PROVIDED DATA »

══════════

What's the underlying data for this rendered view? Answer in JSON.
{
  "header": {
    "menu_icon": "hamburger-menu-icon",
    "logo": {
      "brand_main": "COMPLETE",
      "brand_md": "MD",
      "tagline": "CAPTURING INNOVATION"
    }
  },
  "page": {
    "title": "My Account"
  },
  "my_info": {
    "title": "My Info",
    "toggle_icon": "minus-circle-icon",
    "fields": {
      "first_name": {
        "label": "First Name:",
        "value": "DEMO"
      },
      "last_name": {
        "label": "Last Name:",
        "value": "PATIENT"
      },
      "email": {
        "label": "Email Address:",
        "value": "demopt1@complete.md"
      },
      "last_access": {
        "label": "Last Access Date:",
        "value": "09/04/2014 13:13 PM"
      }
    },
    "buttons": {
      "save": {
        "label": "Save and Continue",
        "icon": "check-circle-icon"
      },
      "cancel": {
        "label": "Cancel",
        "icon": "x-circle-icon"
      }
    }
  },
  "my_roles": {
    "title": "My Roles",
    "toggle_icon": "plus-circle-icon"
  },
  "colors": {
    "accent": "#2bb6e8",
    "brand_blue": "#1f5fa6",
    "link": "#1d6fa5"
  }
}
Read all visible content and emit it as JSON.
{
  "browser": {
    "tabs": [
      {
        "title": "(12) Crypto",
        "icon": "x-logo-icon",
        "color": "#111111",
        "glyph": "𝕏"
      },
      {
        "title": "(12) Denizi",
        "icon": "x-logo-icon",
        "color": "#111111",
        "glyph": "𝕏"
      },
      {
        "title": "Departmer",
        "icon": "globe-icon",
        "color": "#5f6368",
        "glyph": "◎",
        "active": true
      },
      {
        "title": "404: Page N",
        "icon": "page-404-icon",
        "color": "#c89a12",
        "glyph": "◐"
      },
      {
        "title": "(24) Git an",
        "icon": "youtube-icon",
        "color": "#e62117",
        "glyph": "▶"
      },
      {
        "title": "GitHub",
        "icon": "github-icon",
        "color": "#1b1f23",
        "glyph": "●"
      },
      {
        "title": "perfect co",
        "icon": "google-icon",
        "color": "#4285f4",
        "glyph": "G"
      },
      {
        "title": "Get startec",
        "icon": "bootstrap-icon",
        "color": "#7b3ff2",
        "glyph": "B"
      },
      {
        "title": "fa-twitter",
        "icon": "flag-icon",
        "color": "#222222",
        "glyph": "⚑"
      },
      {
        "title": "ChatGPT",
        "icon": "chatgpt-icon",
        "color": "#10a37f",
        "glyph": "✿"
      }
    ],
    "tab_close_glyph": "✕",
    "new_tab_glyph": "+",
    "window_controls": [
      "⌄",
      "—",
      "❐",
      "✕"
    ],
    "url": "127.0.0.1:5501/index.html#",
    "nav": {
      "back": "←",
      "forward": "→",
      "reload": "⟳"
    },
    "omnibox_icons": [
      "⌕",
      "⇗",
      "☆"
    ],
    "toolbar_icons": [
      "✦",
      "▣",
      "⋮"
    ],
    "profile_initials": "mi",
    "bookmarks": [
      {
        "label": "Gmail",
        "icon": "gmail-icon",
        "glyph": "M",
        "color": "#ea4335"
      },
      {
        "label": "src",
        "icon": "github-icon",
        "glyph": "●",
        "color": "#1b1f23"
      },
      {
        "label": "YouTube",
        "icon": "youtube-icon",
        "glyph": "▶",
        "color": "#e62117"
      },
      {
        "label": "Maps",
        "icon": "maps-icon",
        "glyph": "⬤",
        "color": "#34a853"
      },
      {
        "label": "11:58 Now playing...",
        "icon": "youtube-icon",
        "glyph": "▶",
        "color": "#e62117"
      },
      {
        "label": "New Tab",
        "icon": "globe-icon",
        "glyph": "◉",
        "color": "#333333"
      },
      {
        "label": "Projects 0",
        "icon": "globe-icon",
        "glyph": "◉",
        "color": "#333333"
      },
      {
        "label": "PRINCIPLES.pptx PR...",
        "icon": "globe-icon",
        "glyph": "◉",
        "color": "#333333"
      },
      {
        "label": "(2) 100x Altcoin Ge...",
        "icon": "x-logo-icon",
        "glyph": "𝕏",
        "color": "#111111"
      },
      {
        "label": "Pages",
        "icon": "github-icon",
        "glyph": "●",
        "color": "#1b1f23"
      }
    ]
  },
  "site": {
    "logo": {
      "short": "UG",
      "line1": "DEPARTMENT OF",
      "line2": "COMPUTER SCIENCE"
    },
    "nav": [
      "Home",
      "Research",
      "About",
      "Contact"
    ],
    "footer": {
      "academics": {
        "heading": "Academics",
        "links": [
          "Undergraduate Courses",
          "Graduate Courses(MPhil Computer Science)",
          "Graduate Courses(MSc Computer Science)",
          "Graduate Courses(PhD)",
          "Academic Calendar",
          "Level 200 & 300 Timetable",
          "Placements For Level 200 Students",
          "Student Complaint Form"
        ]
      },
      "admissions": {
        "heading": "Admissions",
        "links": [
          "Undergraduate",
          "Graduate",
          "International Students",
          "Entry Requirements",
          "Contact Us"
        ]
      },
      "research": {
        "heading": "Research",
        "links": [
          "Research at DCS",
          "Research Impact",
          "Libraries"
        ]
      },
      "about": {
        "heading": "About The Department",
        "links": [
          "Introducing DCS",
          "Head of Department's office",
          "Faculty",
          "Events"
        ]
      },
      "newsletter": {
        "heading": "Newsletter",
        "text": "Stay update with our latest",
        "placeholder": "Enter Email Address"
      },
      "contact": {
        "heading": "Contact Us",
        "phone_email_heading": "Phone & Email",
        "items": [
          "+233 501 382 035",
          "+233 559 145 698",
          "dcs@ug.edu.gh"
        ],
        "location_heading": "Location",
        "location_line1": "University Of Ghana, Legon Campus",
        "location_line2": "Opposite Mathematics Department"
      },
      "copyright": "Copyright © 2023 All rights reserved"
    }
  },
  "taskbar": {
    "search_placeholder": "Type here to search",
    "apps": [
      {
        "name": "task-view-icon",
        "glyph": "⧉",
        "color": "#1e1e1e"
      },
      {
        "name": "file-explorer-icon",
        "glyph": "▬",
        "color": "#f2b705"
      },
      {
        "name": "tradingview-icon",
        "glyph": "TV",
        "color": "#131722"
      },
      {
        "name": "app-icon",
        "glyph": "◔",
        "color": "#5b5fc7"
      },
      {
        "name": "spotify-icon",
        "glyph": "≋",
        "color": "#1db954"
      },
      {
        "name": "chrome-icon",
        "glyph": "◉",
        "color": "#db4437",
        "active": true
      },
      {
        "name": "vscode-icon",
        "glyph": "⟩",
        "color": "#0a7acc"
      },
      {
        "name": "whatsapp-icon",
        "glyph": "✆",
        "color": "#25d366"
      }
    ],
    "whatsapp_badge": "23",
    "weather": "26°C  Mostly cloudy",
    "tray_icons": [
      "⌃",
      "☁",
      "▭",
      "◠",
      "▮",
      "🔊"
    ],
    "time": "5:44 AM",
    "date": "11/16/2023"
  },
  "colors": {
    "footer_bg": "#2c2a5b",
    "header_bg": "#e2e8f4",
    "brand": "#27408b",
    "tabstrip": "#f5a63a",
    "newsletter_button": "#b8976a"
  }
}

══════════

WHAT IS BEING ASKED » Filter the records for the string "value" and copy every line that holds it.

EXERCISE ANSWER »
        "value": "DEMO"
        "value": "PATIENT"
        "value": "demopt1@complete.md"
        "value": "09/04/2014 13:13 PM"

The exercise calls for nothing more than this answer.